[Data about app and page elements]
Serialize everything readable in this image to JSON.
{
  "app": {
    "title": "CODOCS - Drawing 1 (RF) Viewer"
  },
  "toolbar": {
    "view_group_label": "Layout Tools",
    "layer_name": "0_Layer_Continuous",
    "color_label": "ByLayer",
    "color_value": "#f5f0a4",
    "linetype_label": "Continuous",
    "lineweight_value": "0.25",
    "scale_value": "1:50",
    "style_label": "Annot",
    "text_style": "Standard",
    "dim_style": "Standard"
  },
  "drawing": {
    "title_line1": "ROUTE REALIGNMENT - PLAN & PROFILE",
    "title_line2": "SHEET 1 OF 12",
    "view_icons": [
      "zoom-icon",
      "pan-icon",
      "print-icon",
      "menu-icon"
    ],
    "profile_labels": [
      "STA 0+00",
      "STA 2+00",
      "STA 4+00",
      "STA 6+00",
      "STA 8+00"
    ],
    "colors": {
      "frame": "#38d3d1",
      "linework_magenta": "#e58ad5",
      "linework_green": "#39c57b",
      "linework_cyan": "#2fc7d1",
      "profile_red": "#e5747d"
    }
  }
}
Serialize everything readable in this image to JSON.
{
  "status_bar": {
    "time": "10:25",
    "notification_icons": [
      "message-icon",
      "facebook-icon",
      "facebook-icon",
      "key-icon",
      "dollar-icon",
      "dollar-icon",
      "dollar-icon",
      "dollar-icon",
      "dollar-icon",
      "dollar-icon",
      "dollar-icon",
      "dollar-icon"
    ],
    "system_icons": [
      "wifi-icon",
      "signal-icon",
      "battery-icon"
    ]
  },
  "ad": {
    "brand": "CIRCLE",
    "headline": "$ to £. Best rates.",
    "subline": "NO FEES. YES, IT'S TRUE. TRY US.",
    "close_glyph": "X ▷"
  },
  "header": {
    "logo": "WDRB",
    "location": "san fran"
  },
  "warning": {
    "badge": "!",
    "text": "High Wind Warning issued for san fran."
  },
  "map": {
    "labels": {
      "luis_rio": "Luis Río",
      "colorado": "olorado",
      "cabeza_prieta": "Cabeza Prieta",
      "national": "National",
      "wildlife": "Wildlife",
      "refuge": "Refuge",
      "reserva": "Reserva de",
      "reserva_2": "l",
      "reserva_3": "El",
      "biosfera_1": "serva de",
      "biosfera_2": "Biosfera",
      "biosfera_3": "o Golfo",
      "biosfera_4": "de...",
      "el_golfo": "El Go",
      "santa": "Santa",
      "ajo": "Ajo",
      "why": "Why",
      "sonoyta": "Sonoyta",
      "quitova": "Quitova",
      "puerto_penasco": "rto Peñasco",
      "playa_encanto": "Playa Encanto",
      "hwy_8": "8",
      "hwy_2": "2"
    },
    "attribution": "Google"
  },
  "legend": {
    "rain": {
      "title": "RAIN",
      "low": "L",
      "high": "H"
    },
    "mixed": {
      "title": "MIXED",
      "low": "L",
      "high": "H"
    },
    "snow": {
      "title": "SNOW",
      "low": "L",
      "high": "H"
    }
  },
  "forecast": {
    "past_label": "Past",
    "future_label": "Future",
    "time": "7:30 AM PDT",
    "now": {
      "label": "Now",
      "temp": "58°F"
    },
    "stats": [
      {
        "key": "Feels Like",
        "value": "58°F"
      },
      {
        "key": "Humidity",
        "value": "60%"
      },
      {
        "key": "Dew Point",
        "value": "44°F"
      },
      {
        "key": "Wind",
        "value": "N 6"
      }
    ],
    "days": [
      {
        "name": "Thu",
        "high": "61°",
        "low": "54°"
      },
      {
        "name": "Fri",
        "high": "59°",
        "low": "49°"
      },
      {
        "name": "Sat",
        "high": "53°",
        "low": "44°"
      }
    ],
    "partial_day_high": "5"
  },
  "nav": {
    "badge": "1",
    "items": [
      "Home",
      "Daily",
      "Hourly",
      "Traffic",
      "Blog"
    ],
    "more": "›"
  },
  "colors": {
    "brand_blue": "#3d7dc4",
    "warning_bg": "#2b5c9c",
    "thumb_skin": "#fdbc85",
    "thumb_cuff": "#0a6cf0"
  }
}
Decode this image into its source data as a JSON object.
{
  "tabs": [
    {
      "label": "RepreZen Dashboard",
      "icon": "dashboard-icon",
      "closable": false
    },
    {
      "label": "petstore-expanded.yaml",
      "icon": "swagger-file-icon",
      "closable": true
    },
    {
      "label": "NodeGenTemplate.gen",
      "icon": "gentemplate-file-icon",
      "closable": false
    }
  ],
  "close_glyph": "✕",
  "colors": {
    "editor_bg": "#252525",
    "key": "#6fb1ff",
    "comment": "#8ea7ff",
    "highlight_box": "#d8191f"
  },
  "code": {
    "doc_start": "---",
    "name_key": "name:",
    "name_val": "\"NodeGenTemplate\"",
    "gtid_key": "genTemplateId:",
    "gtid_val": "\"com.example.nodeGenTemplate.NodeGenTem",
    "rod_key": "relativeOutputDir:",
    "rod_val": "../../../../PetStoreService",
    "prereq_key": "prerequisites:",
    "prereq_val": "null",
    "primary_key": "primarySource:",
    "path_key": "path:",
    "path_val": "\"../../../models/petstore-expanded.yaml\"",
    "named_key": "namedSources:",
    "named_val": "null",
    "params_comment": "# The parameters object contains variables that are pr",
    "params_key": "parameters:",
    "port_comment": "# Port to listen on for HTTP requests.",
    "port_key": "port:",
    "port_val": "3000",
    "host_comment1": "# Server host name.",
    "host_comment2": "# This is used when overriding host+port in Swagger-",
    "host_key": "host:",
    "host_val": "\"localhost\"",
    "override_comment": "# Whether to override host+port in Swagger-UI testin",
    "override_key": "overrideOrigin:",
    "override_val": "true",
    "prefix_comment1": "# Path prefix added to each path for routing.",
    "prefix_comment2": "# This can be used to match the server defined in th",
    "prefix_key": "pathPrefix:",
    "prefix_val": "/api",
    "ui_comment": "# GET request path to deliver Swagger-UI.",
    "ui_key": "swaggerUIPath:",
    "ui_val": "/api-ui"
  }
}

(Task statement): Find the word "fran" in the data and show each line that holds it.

(Output below):
    "location": "san fran"
    "text": "High Wind Warning issued for san fran."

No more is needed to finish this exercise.